• Exercise data

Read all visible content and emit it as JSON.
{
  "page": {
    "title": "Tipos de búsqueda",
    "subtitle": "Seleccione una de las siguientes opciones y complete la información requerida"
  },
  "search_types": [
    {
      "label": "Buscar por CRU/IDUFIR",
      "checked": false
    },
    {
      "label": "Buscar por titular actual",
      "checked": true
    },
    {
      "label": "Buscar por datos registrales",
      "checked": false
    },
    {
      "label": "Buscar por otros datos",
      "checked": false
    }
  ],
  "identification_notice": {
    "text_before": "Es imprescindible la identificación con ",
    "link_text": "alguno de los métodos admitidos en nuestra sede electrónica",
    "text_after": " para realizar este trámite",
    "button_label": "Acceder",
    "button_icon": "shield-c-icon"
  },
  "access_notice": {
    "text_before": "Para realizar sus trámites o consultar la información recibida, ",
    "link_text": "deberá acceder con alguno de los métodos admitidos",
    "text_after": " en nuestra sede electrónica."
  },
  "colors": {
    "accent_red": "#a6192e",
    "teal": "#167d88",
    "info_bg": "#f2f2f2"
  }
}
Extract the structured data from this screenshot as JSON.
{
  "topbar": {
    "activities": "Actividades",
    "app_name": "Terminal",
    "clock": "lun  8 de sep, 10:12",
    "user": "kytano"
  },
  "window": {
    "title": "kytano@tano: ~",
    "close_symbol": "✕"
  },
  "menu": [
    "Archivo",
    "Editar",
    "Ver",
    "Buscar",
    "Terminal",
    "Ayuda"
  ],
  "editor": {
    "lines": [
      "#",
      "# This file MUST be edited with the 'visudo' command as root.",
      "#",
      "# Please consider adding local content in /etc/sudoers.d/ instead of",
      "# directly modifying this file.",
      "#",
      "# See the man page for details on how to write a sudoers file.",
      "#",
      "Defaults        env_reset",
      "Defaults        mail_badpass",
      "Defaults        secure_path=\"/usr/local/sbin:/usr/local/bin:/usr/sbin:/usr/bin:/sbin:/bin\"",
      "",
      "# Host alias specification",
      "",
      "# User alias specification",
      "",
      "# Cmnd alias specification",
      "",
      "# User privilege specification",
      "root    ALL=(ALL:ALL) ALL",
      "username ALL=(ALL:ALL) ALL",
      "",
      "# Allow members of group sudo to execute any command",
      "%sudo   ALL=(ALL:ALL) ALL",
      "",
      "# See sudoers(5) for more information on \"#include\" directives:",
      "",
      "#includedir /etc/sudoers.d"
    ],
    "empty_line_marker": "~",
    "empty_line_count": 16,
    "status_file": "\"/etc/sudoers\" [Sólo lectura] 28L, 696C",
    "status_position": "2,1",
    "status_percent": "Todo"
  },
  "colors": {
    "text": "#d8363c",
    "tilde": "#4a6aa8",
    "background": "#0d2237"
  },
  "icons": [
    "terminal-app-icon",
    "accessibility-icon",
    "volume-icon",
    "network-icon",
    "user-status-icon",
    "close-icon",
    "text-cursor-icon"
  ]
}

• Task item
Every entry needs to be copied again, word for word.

• Response to the task
Read all visible content and emit it as JSON.
{
  "page": {
    "title": "Tipos de búsqueda",
    "subtitle": "Seleccione una de las siguientes opciones y complete la información requerida"
  },
  "search_types": [
    {
      "label": "Buscar por CRU/IDUFIR",
      "checked": false
    },
    {
      "label": "Buscar por titular actual",
      "checked": true
    },
    {
      "label": "Buscar por datos registrales",
      "checked": false
    },
    {
      "label": "Buscar por otros datos",
      "checked": false
    }
  ],
  "identification_notice": {
    "text_before": "Es imprescindible la identificación con ",
    "link_text": "alguno de los métodos admitidos en nuestra sede electrónica",
    "text_after": " para realizar este trámite",
    "button_label": "Acceder",
    "button_icon": "shield-c-icon"
  },
  "access_notice": {
    "text_before": "Para realizar sus trámites o consultar la información recibida, ",
    "link_text": "deberá acceder con alguno de los métodos admitidos",
    "text_after": " en nuestra sede electrónica."
  },
  "colors": {
    "accent_red": "#a6192e",
    "teal": "#167d88",
    "info_bg": "#f2f2f2"
  }
}
Extract the structured data from this screenshot as JSON.
{
  "topbar": {
    "activities": "Actividades",
    "app_name": "Terminal",
    "clock": "lun  8 de sep, 10:12",
    "user": "kytano"
  },
  "window": {
    "title": "kytano@tano: ~",
    "close_symbol": "✕"
  },
  "menu": [
    "Archivo",
    "Editar",
    "Ver",
    "Buscar",
    "Terminal",
    "Ayuda"
  ],
  "editor": {
    "lines": [
      "#",
      "# This file MUST be edited with the 'visudo' command as root.",
      "#",
      "# Please consider adding local content in /etc/sudoers.d/ instead of",
      "# directly modifying this file.",
      "#",
      "# See the man page for details on how to write a sudoers file.",
      "#",
      "Defaults        env_reset",
      "Defaults        mail_badpass",
      "Defaults        secure_path=\"/usr/local/sbin:/usr/local/bin:/usr/sbin:/usr/bin:/sbin:/bin\"",
      "",
      "# Host alias specification",
      "",
      "# User alias specification",
      "",
      "# Cmnd alias specification",
      "",
      "# User privilege specification",
      "root    ALL=(ALL:ALL) ALL",
      "username ALL=(ALL:ALL) ALL",
      "",
      "# Allow members of group sudo to execute any command",
      "%sudo   ALL=(ALL:ALL) ALL",
      "",
      "# See sudoers(5) for more information on \"#include\" directives:",
      "",
      "#includedir /etc/sudoers.d"
    ],
    "empty_line_marker": "~",
    "empty_line_count": 16,
    "status_file": "\"/etc/sudoers\" [Sólo lectura] 28L, 696C",
    "status_position": "2,1",
    "status_percent": "Todo"
  },
  "colors": {
    "text": "#d8363c",
    "tilde": "#4a6aa8",
    "background": "#0d2237"
  },
  "icons": [
    "terminal-app-icon",
    "accessibility-icon",
    "volume-icon",
    "network-icon",
    "user-status-icon",
    "close-icon",
    "text-cursor-icon"
  ]
}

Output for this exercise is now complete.